And the 28-year-old from Monterrey, Mexico, and his GBR brethren are proud to be honoring the memory of U.S. Army SPC Ronald David Rennison of Dubuque, Iowa, who was killed in action Feb. 25, 1991 along with 27 other individuals by a Scud missile strike in Dhahran in the Eastern Province of Saudi Arabia. Rennison’s name will appear on the windshield of Suarez’s No. 96 Today. Tomorrow. Toyota Camry (Red, White & Blue Edition) at Charlotte (N.C.) Motor Speedway as part of NASCAR’s remembrance of the men and women who gave their lives in active duty service defending our country. Fallen service members will be honored by featuring their names on the windshield of each NASCAR Cup Series car at Charlotte.
There is a personal connection between SPC Rennison, who was 22 at the time of his death, and the GBR Toyota team. His younger brother Randy was a high school friend of GBR road crew mechanic Barry Boeckenstedt. Randy Rennison served in the U.S. Army and U.S. Marine Corps and was stationed in Korea at the time of his brother’s death. The Rennisons are part of a long line of family members who have served or are currently active military. Randy Rennison retired in 2015 and now serves as executive director of the Dubuque County Veterans Affairs office.
It was a short time after SPC Rennison was called to active duty a second time – following the Iraqi invasion of Kuwait – that he was killed in action. He and his 475th Quartermaster Unit had just arrived in Saudi Arabia the day before the missile attack.
Suárez hopes to post his and GBR’s best finish to date in this, the team’s first full-time Cup Series season since it joined the NASCAR ranks a decade ago, while honoring the memory of SPC Rennison.

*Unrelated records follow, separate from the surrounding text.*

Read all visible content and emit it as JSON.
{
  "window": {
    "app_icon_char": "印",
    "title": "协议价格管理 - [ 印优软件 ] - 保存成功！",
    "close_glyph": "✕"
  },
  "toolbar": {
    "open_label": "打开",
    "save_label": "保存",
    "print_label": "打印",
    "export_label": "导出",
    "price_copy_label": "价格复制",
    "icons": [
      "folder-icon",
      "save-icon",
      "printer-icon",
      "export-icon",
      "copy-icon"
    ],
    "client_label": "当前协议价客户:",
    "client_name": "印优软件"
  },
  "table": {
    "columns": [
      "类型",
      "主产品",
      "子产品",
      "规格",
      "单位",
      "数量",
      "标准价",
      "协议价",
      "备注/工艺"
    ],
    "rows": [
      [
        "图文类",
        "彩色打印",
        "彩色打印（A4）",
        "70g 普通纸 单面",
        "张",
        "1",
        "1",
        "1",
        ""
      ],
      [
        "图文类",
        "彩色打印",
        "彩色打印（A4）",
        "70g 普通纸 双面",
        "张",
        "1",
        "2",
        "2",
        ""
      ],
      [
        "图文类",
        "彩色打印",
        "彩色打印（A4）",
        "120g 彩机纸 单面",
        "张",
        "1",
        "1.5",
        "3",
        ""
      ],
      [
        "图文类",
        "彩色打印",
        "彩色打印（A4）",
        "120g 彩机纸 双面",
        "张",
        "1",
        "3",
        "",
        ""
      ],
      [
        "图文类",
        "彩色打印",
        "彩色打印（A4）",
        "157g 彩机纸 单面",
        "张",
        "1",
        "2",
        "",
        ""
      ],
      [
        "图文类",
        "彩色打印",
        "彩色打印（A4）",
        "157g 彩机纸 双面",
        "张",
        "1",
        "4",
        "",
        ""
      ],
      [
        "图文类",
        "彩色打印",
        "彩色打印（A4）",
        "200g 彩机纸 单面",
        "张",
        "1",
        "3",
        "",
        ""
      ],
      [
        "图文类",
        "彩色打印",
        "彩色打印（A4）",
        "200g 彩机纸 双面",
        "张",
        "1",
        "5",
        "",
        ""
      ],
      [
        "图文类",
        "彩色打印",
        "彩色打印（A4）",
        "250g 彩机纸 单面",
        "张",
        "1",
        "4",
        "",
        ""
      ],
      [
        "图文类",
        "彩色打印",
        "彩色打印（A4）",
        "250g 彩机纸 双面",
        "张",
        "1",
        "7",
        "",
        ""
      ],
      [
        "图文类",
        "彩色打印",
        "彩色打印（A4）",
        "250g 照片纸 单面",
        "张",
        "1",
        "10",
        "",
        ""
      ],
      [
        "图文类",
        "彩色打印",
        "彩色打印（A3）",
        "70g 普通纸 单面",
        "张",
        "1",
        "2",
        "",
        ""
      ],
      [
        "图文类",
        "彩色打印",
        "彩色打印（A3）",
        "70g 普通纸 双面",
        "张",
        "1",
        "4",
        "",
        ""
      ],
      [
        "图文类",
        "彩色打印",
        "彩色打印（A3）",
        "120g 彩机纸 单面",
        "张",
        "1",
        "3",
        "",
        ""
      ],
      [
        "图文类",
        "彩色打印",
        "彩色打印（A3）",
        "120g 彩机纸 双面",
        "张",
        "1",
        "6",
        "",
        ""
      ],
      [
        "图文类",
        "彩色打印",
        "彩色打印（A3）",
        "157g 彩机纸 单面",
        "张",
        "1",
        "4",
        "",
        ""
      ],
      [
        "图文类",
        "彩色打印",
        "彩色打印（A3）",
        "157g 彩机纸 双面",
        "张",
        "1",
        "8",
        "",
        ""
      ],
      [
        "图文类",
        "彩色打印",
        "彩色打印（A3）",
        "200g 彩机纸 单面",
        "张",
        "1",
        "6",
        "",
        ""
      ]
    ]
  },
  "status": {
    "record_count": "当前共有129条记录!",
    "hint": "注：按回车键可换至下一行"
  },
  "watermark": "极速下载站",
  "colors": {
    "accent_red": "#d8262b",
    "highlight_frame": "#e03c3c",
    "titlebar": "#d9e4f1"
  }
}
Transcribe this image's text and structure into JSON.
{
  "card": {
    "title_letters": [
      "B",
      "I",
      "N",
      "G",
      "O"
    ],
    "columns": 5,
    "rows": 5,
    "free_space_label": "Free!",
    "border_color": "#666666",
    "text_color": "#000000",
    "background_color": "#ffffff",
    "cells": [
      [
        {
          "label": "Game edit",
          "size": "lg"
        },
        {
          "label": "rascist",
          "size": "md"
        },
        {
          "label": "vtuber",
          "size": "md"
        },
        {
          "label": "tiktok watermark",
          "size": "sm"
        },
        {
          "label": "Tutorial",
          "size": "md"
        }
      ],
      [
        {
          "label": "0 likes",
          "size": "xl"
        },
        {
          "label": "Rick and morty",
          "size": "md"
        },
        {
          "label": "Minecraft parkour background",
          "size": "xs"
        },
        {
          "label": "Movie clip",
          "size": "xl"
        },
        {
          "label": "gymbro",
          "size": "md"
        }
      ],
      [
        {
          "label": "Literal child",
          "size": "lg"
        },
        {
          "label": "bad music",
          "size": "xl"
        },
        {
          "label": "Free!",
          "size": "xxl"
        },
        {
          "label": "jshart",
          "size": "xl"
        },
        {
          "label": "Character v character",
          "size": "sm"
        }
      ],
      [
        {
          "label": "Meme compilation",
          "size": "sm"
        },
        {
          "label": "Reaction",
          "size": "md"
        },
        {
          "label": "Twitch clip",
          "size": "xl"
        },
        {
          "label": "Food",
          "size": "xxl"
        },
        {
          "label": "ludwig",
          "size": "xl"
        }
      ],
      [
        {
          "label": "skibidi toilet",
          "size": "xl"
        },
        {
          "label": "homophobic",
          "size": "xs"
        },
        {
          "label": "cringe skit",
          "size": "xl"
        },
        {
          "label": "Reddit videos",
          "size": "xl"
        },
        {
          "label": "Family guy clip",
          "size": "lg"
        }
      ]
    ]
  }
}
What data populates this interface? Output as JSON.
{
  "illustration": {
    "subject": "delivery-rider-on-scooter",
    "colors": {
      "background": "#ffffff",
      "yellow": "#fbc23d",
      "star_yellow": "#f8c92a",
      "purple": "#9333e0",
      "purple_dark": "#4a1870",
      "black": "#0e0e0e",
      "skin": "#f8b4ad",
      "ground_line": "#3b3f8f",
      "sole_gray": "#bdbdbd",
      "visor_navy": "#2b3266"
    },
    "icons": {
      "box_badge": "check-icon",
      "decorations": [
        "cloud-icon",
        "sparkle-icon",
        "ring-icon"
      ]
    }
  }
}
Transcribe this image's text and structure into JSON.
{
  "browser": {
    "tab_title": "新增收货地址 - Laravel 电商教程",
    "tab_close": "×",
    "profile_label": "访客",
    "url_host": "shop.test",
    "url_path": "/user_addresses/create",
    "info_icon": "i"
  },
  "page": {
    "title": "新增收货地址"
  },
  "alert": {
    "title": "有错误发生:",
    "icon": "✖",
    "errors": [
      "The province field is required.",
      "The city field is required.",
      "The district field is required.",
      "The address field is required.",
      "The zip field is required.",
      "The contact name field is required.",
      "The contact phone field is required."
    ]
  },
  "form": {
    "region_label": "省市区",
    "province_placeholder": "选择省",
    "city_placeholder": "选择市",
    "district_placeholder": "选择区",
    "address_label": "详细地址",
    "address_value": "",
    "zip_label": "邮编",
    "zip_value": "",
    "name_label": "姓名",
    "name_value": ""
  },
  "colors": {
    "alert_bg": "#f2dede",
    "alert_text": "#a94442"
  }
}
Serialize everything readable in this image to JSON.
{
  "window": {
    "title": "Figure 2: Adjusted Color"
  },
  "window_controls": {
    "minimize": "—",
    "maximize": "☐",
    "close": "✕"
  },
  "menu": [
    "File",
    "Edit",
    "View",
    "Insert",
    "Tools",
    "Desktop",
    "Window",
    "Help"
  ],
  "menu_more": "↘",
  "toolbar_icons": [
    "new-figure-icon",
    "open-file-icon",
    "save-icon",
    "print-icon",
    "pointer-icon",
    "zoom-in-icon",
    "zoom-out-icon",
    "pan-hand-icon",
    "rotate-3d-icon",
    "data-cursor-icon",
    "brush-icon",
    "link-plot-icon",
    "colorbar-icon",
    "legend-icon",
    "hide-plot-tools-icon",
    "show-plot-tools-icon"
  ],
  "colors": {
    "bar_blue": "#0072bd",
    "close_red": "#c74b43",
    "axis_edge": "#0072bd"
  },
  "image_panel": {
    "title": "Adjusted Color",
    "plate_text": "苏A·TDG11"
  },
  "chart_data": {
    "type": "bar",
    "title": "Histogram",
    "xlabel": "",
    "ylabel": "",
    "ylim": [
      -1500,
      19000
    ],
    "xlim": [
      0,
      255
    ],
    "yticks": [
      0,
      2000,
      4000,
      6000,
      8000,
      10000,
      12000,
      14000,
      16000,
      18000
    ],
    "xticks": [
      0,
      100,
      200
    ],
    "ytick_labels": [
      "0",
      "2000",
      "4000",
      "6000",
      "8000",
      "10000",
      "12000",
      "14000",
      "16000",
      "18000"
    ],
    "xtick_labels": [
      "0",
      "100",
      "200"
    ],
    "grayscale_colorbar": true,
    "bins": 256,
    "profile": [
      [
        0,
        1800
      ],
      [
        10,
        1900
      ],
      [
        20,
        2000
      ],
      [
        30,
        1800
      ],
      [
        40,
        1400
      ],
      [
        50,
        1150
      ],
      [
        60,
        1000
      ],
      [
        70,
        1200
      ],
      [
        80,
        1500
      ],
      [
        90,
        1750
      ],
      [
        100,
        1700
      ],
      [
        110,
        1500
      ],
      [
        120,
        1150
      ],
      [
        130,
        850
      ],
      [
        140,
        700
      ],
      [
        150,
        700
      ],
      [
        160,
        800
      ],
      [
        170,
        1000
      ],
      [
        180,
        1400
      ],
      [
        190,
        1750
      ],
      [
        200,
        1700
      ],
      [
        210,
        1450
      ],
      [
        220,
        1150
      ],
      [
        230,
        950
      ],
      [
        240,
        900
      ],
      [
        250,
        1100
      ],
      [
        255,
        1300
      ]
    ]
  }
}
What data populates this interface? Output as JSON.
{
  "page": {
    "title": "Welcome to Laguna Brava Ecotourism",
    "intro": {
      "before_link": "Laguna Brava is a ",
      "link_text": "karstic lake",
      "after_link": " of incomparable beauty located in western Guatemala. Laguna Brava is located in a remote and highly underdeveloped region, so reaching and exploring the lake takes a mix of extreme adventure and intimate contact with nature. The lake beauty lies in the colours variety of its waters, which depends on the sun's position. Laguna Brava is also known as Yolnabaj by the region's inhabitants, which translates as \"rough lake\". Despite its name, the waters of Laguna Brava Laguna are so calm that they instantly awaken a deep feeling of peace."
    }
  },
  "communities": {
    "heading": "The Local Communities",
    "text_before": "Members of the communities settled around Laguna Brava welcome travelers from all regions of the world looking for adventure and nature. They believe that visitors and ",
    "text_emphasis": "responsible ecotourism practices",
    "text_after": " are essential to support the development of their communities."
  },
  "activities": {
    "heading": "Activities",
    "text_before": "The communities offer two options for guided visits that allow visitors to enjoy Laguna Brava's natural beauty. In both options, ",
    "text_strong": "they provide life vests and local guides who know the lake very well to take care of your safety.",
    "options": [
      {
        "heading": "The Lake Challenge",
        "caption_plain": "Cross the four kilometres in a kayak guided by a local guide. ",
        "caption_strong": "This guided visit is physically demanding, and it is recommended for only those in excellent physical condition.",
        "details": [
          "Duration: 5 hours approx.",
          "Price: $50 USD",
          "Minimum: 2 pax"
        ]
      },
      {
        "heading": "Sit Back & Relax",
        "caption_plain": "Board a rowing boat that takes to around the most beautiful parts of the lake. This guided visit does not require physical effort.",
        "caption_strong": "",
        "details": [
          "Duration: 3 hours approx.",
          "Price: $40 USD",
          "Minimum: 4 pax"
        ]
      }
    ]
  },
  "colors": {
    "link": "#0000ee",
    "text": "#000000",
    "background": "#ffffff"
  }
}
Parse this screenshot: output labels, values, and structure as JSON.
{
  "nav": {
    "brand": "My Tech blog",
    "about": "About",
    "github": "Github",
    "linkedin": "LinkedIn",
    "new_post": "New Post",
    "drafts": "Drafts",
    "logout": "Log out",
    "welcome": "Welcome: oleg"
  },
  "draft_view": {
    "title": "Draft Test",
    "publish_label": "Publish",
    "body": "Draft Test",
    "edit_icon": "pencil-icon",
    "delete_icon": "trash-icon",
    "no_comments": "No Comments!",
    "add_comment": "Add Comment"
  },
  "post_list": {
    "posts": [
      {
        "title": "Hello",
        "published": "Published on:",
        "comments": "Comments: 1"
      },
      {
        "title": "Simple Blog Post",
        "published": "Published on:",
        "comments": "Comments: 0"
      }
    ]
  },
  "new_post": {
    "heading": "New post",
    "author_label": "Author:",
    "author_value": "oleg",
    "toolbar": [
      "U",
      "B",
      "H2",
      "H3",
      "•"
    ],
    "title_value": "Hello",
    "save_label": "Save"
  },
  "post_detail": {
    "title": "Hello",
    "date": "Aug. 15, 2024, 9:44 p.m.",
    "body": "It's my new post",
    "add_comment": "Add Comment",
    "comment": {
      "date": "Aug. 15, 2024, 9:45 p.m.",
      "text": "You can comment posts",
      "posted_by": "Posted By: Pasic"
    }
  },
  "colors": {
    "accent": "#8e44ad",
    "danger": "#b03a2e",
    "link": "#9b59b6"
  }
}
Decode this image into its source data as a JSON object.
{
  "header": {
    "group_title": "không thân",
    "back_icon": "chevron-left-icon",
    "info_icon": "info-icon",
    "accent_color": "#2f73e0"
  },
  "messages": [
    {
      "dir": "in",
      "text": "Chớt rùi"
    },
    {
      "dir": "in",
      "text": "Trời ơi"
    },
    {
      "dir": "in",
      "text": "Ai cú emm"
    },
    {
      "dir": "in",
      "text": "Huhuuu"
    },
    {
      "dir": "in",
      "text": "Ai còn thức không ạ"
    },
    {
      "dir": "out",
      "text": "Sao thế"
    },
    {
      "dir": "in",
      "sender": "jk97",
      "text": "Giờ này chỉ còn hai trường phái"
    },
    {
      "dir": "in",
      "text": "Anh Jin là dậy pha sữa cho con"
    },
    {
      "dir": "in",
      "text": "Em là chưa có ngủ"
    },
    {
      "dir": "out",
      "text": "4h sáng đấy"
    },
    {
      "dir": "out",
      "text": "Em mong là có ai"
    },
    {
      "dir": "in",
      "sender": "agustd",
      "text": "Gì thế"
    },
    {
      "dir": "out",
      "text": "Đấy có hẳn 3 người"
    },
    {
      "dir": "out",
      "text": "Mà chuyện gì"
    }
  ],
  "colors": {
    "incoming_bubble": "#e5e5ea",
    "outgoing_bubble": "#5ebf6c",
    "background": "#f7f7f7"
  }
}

In the series’ first racing events after the season was suspended for 10 weeks due to the COVID-19 pandemic, Suárez and the No. 96 Today. Tomorrow. Toyota Camry posted finishes of 25th Sunday and 27th Wednesday night at Darlington (S.C.) Raceway. Those events introduced NASCAR’s new comprehensive health and safety plan that permits no fans, limited crew, strict social distancing, and mandated personal protective equipment and health screenings for all. The races also were run without prior practice or qualifying. Sunday night’s 600-miler at Charlotte will be the first and only event in the first batch of races since the hiatus that will be preceded by a qualifying session in the afternoon.
Taking another step forward in the evolution of his one-car team with ultimately high expectations is the goal for Suárez as he prepares to tackle one of the most grueling races on the NASCAR calendar, all while showing his deepest respect for the men and women who have paid the ultimate price for freedom.